Chemotherapy Could Be A Breast Cancer Treatment That Your Doctor Recommends

Posted on: 25 April 2019

If you've learned you have breast cancer, you're probably exploring options for treatment. Your doctor might recommend surgery, radiation treatments, hormone therapy, or chemotherapy, and sometimes, you may take multiple types of treatment. Chemotherapy is a common treatment for breast cancer that not everyone takes, but your doctor might think it's right for you. Here's what you can expect if you choose chemotherapy as one of the breast cancer treatment services you will receive.

Chemotherapy Is Used For Early Or Advanced Cancer

Chemotherapy has several purposes in the fight against breast cancer. Just because your doctor recommends it, it doesn't automatically mean you have an advanced form of cancer. Chemotherapy is sometimes given before surgery to help reduce the tumor so the operation is easier on your body and safer to do. Other times, chemotherapy is done after the tumor is removed as a safety measure that no cancerous cells are left behind. By combining surgery and chemotherapy, the chances of cancer coming back could be reduced. Chemotherapy is also used once cancer has metastasized in an attempt to kill cancer cells that have moved to other areas of the body.

Many Drug Combinations Are Available

There are several breast cancer chemotherapy drugs your doctor can choose from. It's common for your doctor to combine two or three medications into a cocktail for the most effective form of treatment. Because each cancer drug is different, the administration of your chemotherapy will be matched to the drugs you're prescribed. You might take oral chemotherapy pills at home or go to a cancer clinic for IV administration.

A chemotherapy course can last several months, but it's often given in stages so you have time off for rest occasionally. The timing of your IV treatments varies according to the drugs you take, but it's possible you'll need to go to the clinic weekly. It's important to consider things like transportation, child care, and other obligations so once you start chemotherapy, you don't miss any of your appointments. You may need to get help from family or hire help so you get the support you need during treatment.

Side Effects Can Be Controlled

Chemotherapy works by killing fast-growing cells in your body. This is one reason your hair falls out when you have chemotherapy. This can also cause undesirable side effects such as nausea and fatigue. Always tell your nurse or doctor about side effects because they can often be controlled with medication or by making lifestyle changes. Some side effects are short term while others may last long after your chemotherapy ends.

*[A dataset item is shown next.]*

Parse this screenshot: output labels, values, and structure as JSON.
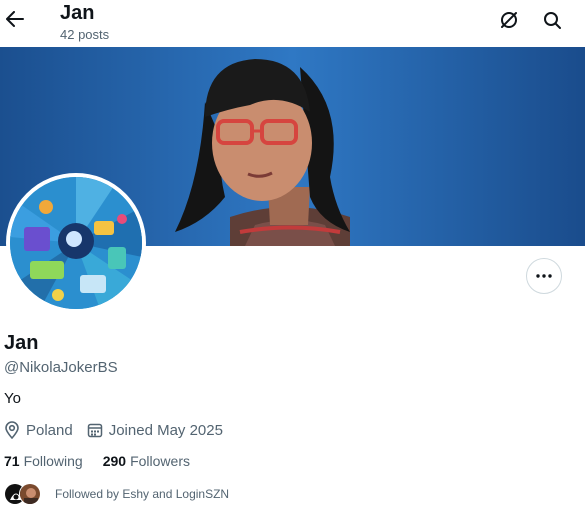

Talk to your cancer care team about possible side effects so you're prepared to deal with them before your chemotherapy sessions start. Knowing what to expect helps you cope when you feel ill or start losing your hair.